**PROBLEM DETAILS:** Except for the pictures, write out all the records that follow exactly.

**INFORMATION:**
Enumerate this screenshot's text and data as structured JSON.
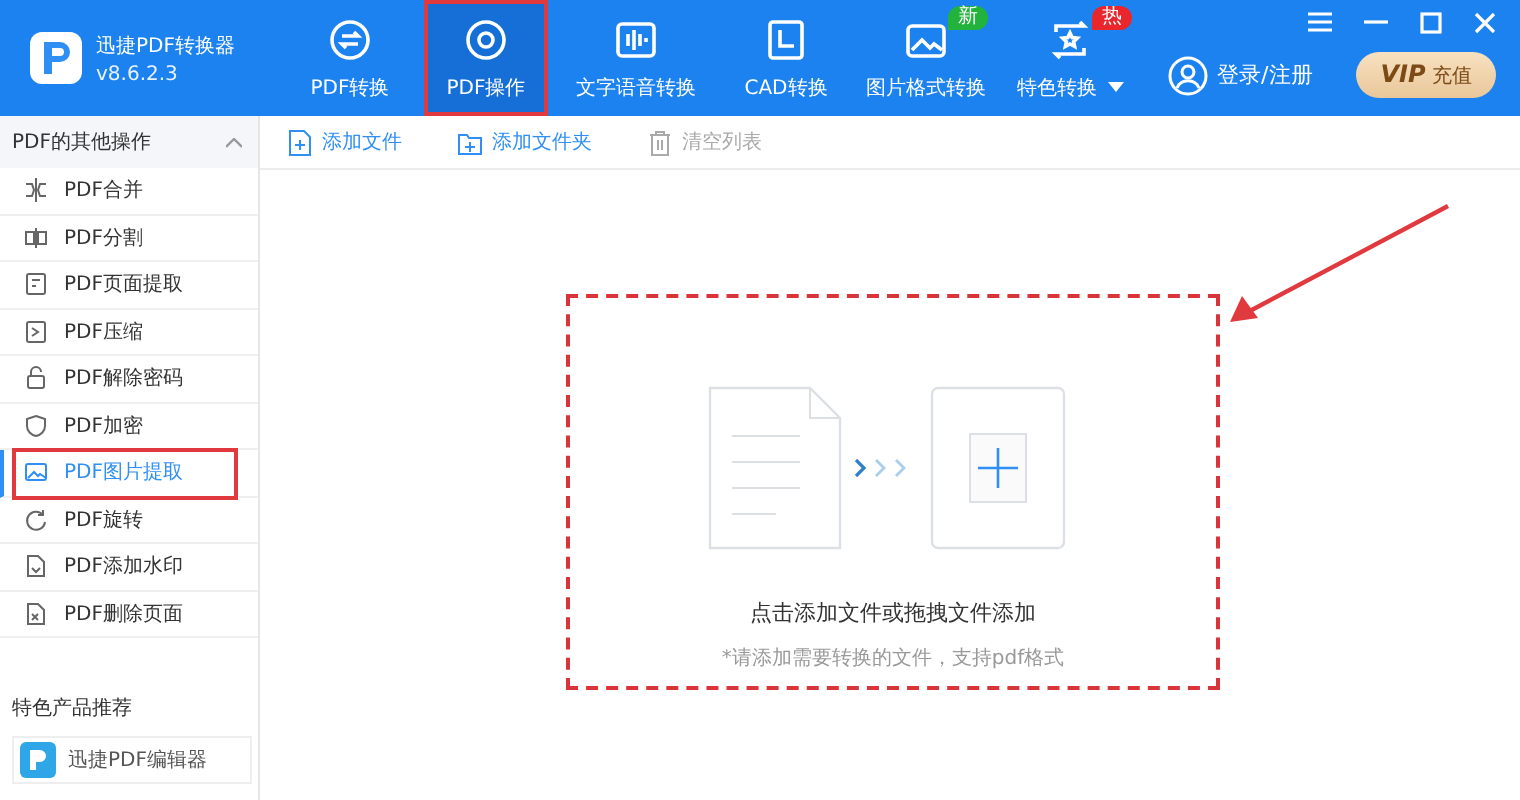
{
  "app": {
    "name": "迅捷PDF转换器",
    "version": "v8.6.2.3"
  },
  "nav": [
    {
      "label": "PDF转换",
      "kind": "convert",
      "selected": false,
      "highlighted": false
    },
    {
      "label": "PDF操作",
      "kind": "operate",
      "selected": true,
      "highlighted": true
    },
    {
      "label": "文字语音转换",
      "kind": "speech",
      "selected": false,
      "highlighted": false
    },
    {
      "label": "CAD转换",
      "kind": "cad",
      "selected": false,
      "highlighted": false
    },
    {
      "label": "图片格式转换",
      "kind": "image",
      "selected": false,
      "highlighted": false,
      "badge": {
        "text": "新",
        "color": "#21b33b"
      }
    },
    {
      "label": "特色转换",
      "kind": "special",
      "selected": false,
      "highlighted": false,
      "badge": {
        "text": "热",
        "color": "#e8262b"
      },
      "has_menu": true
    }
  ],
  "account": {
    "login": "登录/注册",
    "vip_mark": "VIP",
    "vip_text": "充值"
  },
  "sidebar": {
    "title": "PDF的其他操作",
    "expanded": true,
    "items": [
      {
        "label": "PDF合并",
        "kind": "merge",
        "selected": false,
        "highlighted": false
      },
      {
        "label": "PDF分割",
        "kind": "split",
        "selected": false,
        "highlighted": false
      },
      {
        "label": "PDF页面提取",
        "kind": "page",
        "selected": false,
        "highlighted": false
      },
      {
        "label": "PDF压缩",
        "kind": "compress",
        "selected": false,
        "highlighted": false
      },
      {
        "label": "PDF解除密码",
        "kind": "unlock",
        "selected": false,
        "highlighted": false
      },
      {
        "label": "PDF加密",
        "kind": "shield",
        "selected": false,
        "highlighted": false
      },
      {
        "label": "PDF图片提取",
        "kind": "image",
        "selected": true,
        "highlighted": true
      },
      {
        "label": "PDF旋转",
        "kind": "rotate",
        "selected": false,
        "highlighted": false
      },
      {
        "label": "PDF添加水印",
        "kind": "watermark",
        "selected": false,
        "highlighted": false
      },
      {
        "label": "PDF删除页面",
        "kind": "delete",
        "selected": false,
        "highlighted": false
      }
    ],
    "featured_title": "特色产品推荐",
    "products": [
      {
        "name": "迅捷PDF编辑器"
      }
    ]
  },
  "toolbar": [
    {
      "label": "添加文件",
      "kind": "file",
      "disabled": false
    },
    {
      "label": "添加文件夹",
      "kind": "folder",
      "disabled": false
    },
    {
      "label": "清空列表",
      "kind": "trash",
      "disabled": true
    }
  ],
  "dropzone": {
    "highlighted": true,
    "title": "点击添加文件或拖拽文件添加",
    "hint": "*请添加需要转换的文件，支持pdf格式"
  },
  "annotation_arrow": true
}
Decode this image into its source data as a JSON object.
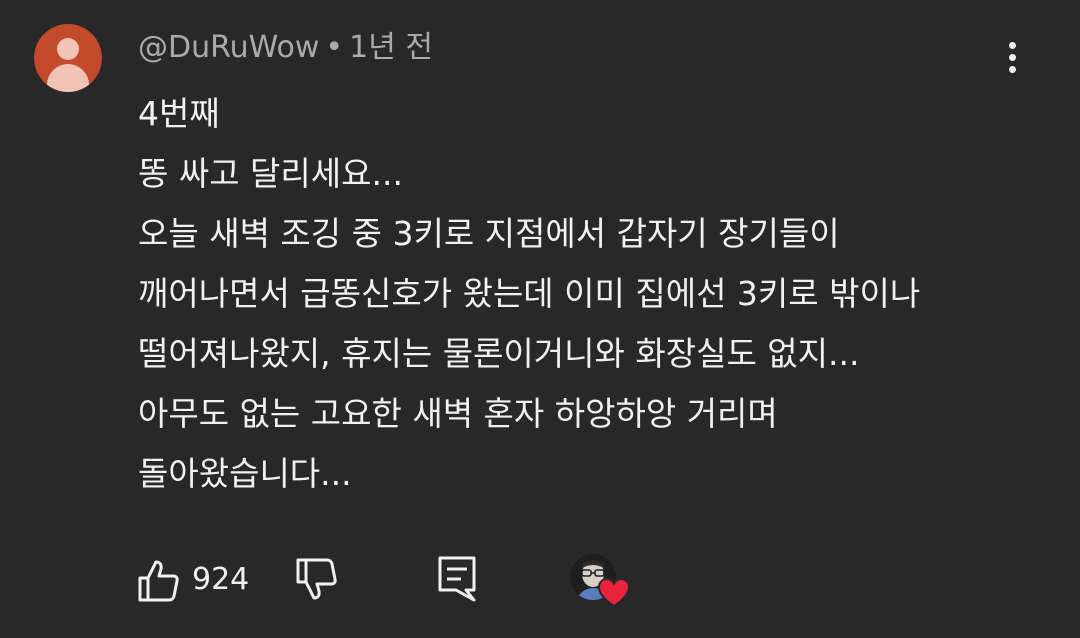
{
  "comment": {
    "author": "@DuRuWow",
    "separator": "•",
    "time": "1년 전",
    "lines": [
      "4번째",
      "똥 싸고 달리세요...",
      "오늘 새벽 조깅 중 3키로 지점에서 갑자기 장기들이",
      "깨어나면서 급똥신호가 왔는데 이미 집에선 3키로 밖이나",
      "떨어져나왔지, 휴지는 물론이거니와 화장실도 없지...",
      "아무도 없는 고요한 새벽 혼자 하앙하앙 거리며",
      "돌아왔습니다..."
    ]
  },
  "actions": {
    "like_count": "924"
  },
  "icons": {
    "avatar": "default-user-avatar-icon",
    "more": "more-vert-icon",
    "like": "thumbs-up-icon",
    "dislike": "thumbs-down-icon",
    "reply": "reply-comment-icon",
    "creator_heart": "creator-heart-icon"
  },
  "colors": {
    "background": "#282828",
    "avatar_bg": "#c44a2c",
    "avatar_figure": "#f1c3b6",
    "meta_text": "#aaaaaa",
    "text": "#f1f1f1",
    "heart": "#e8233c"
  }
}
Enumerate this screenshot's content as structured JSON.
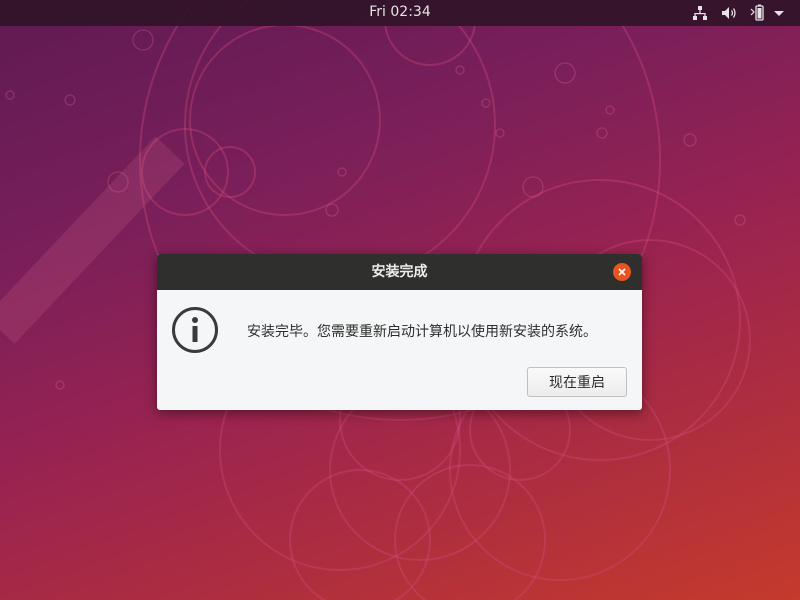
{
  "topbar": {
    "clock": "Fri 02:34",
    "icons": [
      "network-icon",
      "volume-icon",
      "battery-icon",
      "system-menu-arrow-icon"
    ]
  },
  "dialog": {
    "title": "安装完成",
    "message": "安装完毕。您需要重新启动计算机以使用新安装的系统。",
    "restart_label": "现在重启",
    "close_icon": "close-icon",
    "info_icon": "info-icon"
  },
  "colors": {
    "accent": "#e95420",
    "titlebar": "#2f2f2d",
    "dialog_bg": "#f5f6f7"
  }
}
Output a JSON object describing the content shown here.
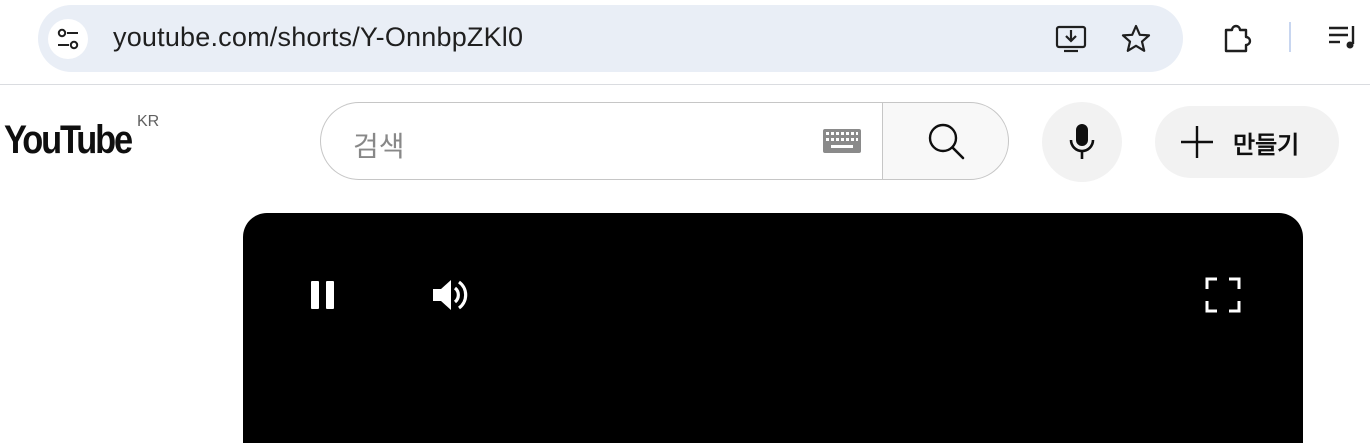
{
  "browser": {
    "url": "youtube.com/shorts/Y-OnnbpZKl0",
    "icons": [
      "tune-icon",
      "install-app-icon",
      "bookmark-star-icon",
      "extensions-icon",
      "reading-list-icon"
    ]
  },
  "youtube": {
    "logo_text": "YouTube",
    "country_code": "KR",
    "search": {
      "placeholder": "검색"
    },
    "create_label": "만들기",
    "icons": [
      "keyboard-icon",
      "search-icon",
      "microphone-icon",
      "plus-icon"
    ]
  },
  "player": {
    "state": "playing",
    "icons": [
      "pause-icon",
      "volume-icon",
      "fullscreen-icon"
    ]
  },
  "colors": {
    "omnibox_bg": "#e9eef6",
    "chip_bg": "#f2f2f2",
    "player_bg": "#000000",
    "text_primary": "#0f0f0f"
  }
}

**SOLUTION TO THIS PROBLEM:**
Enumerate this screenshot's text and data as structured JSON.
{
  "app": {
    "name": "迅捷PDF转换器",
    "version": "v8.6.2.3"
  },
  "nav": [
    {
      "label": "PDF转换",
      "kind": "convert",
      "selected": false,
      "highlighted": false
    },
    {
      "label": "PDF操作",
      "kind": "operate",
      "selected": true,
      "highlighted": true
    },
    {
      "label": "文字语音转换",
      "kind": "speech",
      "selected": false,
      "highlighted": false
    },
    {
      "label": "CAD转换",
      "kind": "cad",
      "selected": false,
      "highlighted": false
    },
    {
      "label": "图片格式转换",
      "kind": "image",
      "selected": false,
      "highlighted": false,
      "badge": {
        "text": "新",
        "color": "#21b33b"
      }
    },
    {
      "label": "特色转换",
      "kind": "special",
      "selected": false,
      "highlighted": false,
      "badge": {
        "text": "热",
        "color": "#e8262b"
      },
      "has_menu": true
    }
  ],
  "account": {
    "login": "登录/注册",
    "vip_mark": "VIP",
    "vip_text": "充值"
  },
  "sidebar": {
    "title": "PDF的其他操作",
    "expanded": true,
    "items": [
      {
        "label": "PDF合并",
        "kind": "merge",
        "selected": false,
        "highlighted": false
      },
      {
        "label": "PDF分割",
        "kind": "split",
        "selected": false,
        "highlighted": false
      },
      {
        "label": "PDF页面提取",
        "kind": "page",
        "selected": false,
        "highlighted": false
      },
      {
        "label": "PDF压缩",
        "kind": "compress",
        "selected": false,
        "highlighted": false
      },
      {
        "label": "PDF解除密码",
        "kind": "unlock",
        "selected": false,
        "highlighted": false
      },
      {
        "label": "PDF加密",
        "kind": "shield",
        "selected": false,
        "highlighted": false
      },
      {
        "label": "PDF图片提取",
        "kind": "image",
        "selected": true,
        "highlighted": true
      },
      {
        "label": "PDF旋转",
        "kind": "rotate",
        "selected": false,
        "highlighted": false
      },
      {
        "label": "PDF添加水印",
        "kind": "watermark",
        "selected": false,
        "highlighted": false
      },
      {
        "label": "PDF删除页面",
        "kind": "delete",
        "selected": false,
        "highlighted": false
      }
    ],
    "featured_title": "特色产品推荐",
    "products": [
      {
        "name": "迅捷PDF编辑器"
      }
    ]
  },
  "toolbar": [
    {
      "label": "添加文件",
      "kind": "file",
      "disabled": false
    },
    {
      "label": "添加文件夹",
      "kind": "folder",
      "disabled": false
    },
    {
      "label": "清空列表",
      "kind": "trash",
      "disabled": true
    }
  ],
  "dropzone": {
    "highlighted": true,
    "title": "点击添加文件或拖拽文件添加",
    "hint": "*请添加需要转换的文件，支持pdf格式"
  },
  "annotation_arrow": true
}
Decode this image into its source data as a JSON object.
{
  "comment": {
    "author": "@DuRuWow",
    "separator": "•",
    "time": "1년 전",
    "lines": [
      "4번째",
      "똥 싸고 달리세요...",
      "오늘 새벽 조깅 중 3키로 지점에서 갑자기 장기들이",
      "깨어나면서 급똥신호가 왔는데 이미 집에선 3키로 밖이나",
      "떨어져나왔지, 휴지는 물론이거니와 화장실도 없지...",
      "아무도 없는 고요한 새벽 혼자 하앙하앙 거리며",
      "돌아왔습니다..."
    ]
  },
  "actions": {
    "like_count": "924"
  },
  "icons": {
    "avatar": "default-user-avatar-icon",
    "more": "more-vert-icon",
    "like": "thumbs-up-icon",
    "dislike": "thumbs-down-icon",
    "reply": "reply-comment-icon",
    "creator_heart": "creator-heart-icon"
  },
  "colors": {
    "background": "#282828",
    "avatar_bg": "#c44a2c",
    "avatar_figure": "#f1c3b6",
    "meta_text": "#aaaaaa",
    "text": "#f1f1f1",
    "heart": "#e8233c"
  }
}
Enumerate this screenshot's content as structured JSON.
{
  "topbar": {
    "clock": "Fri 02:34",
    "icons": [
      "network-icon",
      "volume-icon",
      "battery-icon",
      "system-menu-arrow-icon"
    ]
  },
  "dialog": {
    "title": "安装完成",
    "message": "安装完毕。您需要重新启动计算机以使用新安装的系统。",
    "restart_label": "现在重启",
    "close_icon": "close-icon",
    "info_icon": "info-icon"
  },
  "colors": {
    "accent": "#e95420",
    "titlebar": "#2f2f2d",
    "dialog_bg": "#f5f6f7"
  }
}
Output a JSON object describing the content shown here.
{
  "browser": {
    "url": "youtube.com/shorts/Y-OnnbpZKl0",
    "icons": [
      "tune-icon",
      "install-app-icon",
      "bookmark-star-icon",
      "extensions-icon",
      "reading-list-icon"
    ]
  },
  "youtube": {
    "logo_text": "YouTube",
    "country_code": "KR",
    "search": {
      "placeholder": "검색"
    },
    "create_label": "만들기",
    "icons": [
      "keyboard-icon",
      "search-icon",
      "microphone-icon",
      "plus-icon"
    ]
  },
  "player": {
    "state": "playing",
    "icons": [
      "pause-icon",
      "volume-icon",
      "fullscreen-icon"
    ]
  },
  "colors": {
    "omnibox_bg": "#e9eef6",
    "chip_bg": "#f2f2f2",
    "player_bg": "#000000",
    "text_primary": "#0f0f0f"
  }
}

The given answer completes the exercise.